Once the pictures are removed, restate the data below word for word.

==== Source material

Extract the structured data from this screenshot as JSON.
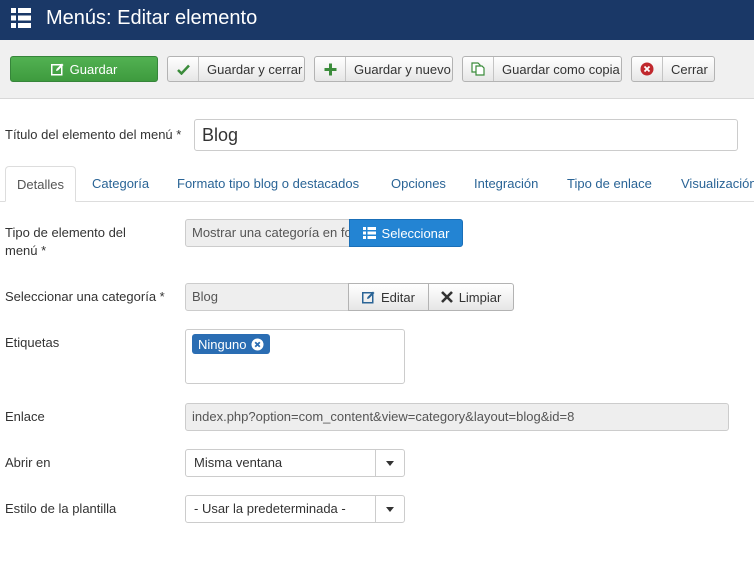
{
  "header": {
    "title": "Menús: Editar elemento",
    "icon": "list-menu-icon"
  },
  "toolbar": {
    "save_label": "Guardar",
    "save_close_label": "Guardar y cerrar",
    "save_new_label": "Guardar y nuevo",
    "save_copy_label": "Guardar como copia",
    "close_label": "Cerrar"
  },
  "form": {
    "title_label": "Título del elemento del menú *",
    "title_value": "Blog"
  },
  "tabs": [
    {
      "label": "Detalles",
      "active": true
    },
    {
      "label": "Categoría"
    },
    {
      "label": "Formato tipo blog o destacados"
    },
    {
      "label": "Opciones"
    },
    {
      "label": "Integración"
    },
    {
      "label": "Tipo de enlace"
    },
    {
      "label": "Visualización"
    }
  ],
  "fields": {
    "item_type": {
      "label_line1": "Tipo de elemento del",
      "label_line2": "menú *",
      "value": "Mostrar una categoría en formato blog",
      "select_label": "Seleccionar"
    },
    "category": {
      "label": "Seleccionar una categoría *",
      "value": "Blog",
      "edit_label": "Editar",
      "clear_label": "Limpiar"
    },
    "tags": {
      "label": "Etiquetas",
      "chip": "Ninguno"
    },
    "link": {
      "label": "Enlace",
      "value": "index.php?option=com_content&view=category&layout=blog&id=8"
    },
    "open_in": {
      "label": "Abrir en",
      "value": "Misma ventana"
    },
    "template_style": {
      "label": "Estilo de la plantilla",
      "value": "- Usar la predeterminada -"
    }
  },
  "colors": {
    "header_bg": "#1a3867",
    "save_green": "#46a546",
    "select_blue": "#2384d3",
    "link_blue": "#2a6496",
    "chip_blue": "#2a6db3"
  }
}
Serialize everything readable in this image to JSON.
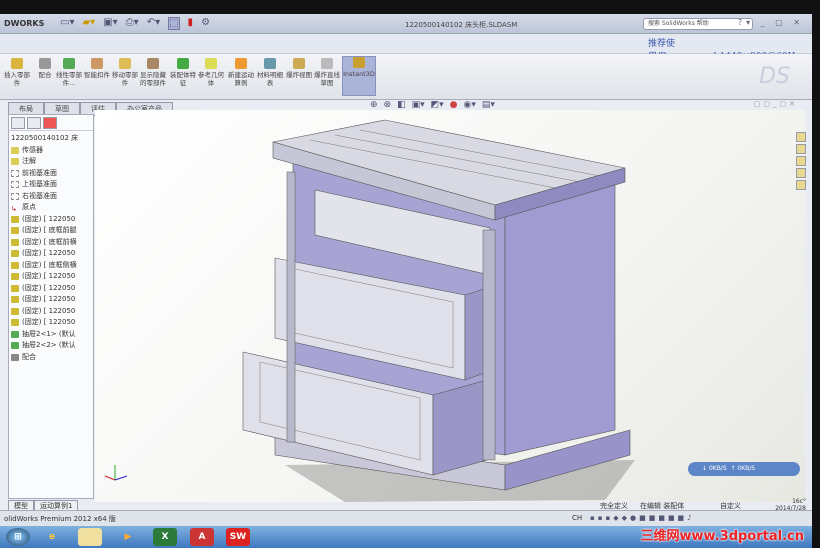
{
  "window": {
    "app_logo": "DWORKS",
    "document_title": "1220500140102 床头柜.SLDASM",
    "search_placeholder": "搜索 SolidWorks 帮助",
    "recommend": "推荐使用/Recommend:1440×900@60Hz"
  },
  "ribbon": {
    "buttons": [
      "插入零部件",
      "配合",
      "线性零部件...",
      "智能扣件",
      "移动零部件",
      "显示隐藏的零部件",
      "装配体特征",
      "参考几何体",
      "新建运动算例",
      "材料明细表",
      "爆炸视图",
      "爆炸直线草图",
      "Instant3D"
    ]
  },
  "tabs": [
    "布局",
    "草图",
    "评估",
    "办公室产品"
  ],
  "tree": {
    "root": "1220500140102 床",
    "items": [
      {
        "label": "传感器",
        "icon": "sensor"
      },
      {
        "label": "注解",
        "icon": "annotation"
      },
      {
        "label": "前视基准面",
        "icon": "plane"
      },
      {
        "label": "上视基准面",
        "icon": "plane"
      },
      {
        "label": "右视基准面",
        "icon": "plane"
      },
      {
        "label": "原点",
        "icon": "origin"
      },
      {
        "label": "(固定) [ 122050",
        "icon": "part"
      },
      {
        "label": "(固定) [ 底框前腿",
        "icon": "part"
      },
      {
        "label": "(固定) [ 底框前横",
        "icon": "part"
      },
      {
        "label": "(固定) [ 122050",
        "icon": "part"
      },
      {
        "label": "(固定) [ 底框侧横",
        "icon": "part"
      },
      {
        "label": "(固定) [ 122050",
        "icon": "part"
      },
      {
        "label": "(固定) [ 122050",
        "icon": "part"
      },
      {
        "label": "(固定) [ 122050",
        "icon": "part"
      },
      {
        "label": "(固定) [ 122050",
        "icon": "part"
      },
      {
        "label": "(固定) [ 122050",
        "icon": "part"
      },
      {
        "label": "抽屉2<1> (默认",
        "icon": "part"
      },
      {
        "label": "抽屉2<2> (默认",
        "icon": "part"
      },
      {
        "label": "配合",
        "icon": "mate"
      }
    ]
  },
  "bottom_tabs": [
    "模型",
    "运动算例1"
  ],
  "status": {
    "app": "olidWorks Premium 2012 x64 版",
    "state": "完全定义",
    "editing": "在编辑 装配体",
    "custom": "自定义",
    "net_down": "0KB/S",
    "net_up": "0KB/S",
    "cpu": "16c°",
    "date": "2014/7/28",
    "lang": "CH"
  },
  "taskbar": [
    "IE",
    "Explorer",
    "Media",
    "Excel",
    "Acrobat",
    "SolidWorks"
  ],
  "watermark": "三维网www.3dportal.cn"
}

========

Problem solution:
Extract the structured data from this screenshot as JSON.
{
  "header": {
    "title": "Menús: Editar elemento",
    "icon": "list-menu-icon"
  },
  "toolbar": {
    "save_label": "Guardar",
    "save_close_label": "Guardar y cerrar",
    "save_new_label": "Guardar y nuevo",
    "save_copy_label": "Guardar como copia",
    "close_label": "Cerrar"
  },
  "form": {
    "title_label": "Título del elemento del menú *",
    "title_value": "Blog"
  },
  "tabs": [
    {
      "label": "Detalles",
      "active": true
    },
    {
      "label": "Categoría"
    },
    {
      "label": "Formato tipo blog o destacados"
    },
    {
      "label": "Opciones"
    },
    {
      "label": "Integración"
    },
    {
      "label": "Tipo de enlace"
    },
    {
      "label": "Visualización"
    }
  ],
  "fields": {
    "item_type": {
      "label_line1": "Tipo de elemento del",
      "label_line2": "menú *",
      "value": "Mostrar una categoría en formato blog",
      "select_label": "Seleccionar"
    },
    "category": {
      "label": "Seleccionar una categoría *",
      "value": "Blog",
      "edit_label": "Editar",
      "clear_label": "Limpiar"
    },
    "tags": {
      "label": "Etiquetas",
      "chip": "Ninguno"
    },
    "link": {
      "label": "Enlace",
      "value": "index.php?option=com_content&view=category&layout=blog&id=8"
    },
    "open_in": {
      "label": "Abrir en",
      "value": "Misma ventana"
    },
    "template_style": {
      "label": "Estilo de la plantilla",
      "value": "- Usar la predeterminada -"
    }
  },
  "colors": {
    "header_bg": "#1a3867",
    "save_green": "#46a546",
    "select_blue": "#2384d3",
    "link_blue": "#2a6496",
    "chip_blue": "#2a6db3"
  }
}
Serialize everything readable in this image to JSON.
{
  "window": {
    "app_logo": "DWORKS",
    "document_title": "1220500140102 床头柜.SLDASM",
    "search_placeholder": "搜索 SolidWorks 帮助",
    "recommend": "推荐使用/Recommend:1440×900@60Hz"
  },
  "ribbon": {
    "buttons": [
      "插入零部件",
      "配合",
      "线性零部件...",
      "智能扣件",
      "移动零部件",
      "显示隐藏的零部件",
      "装配体特征",
      "参考几何体",
      "新建运动算例",
      "材料明细表",
      "爆炸视图",
      "爆炸直线草图",
      "Instant3D"
    ]
  },
  "tabs": [
    "布局",
    "草图",
    "评估",
    "办公室产品"
  ],
  "tree": {
    "root": "1220500140102 床",
    "items": [
      {
        "label": "传感器",
        "icon": "sensor"
      },
      {
        "label": "注解",
        "icon": "annotation"
      },
      {
        "label": "前视基准面",
        "icon": "plane"
      },
      {
        "label": "上视基准面",
        "icon": "plane"
      },
      {
        "label": "右视基准面",
        "icon": "plane"
      },
      {
        "label": "原点",
        "icon": "origin"
      },
      {
        "label": "(固定) [ 122050",
        "icon": "part"
      },
      {
        "label": "(固定) [ 底框前腿",
        "icon": "part"
      },
      {
        "label": "(固定) [ 底框前横",
        "icon": "part"
      },
      {
        "label": "(固定) [ 122050",
        "icon": "part"
      },
      {
        "label": "(固定) [ 底框侧横",
        "icon": "part"
      },
      {
        "label": "(固定) [ 122050",
        "icon": "part"
      },
      {
        "label": "(固定) [ 122050",
        "icon": "part"
      },
      {
        "label": "(固定) [ 122050",
        "icon": "part"
      },
      {
        "label": "(固定) [ 122050",
        "icon": "part"
      },
      {
        "label": "(固定) [ 122050",
        "icon": "part"
      },
      {
        "label": "抽屉2<1> (默认",
        "icon": "part"
      },
      {
        "label": "抽屉2<2> (默认",
        "icon": "part"
      },
      {
        "label": "配合",
        "icon": "mate"
      }
    ]
  },
  "bottom_tabs": [
    "模型",
    "运动算例1"
  ],
  "status": {
    "app": "olidWorks Premium 2012 x64 版",
    "state": "完全定义",
    "editing": "在编辑 装配体",
    "custom": "自定义",
    "net_down": "0KB/S",
    "net_up": "0KB/S",
    "cpu": "16c°",
    "date": "2014/7/28",
    "lang": "CH"
  },
  "taskbar": [
    "IE",
    "Explorer",
    "Media",
    "Excel",
    "Acrobat",
    "SolidWorks"
  ],
  "watermark": "三维网www.3dportal.cn"
}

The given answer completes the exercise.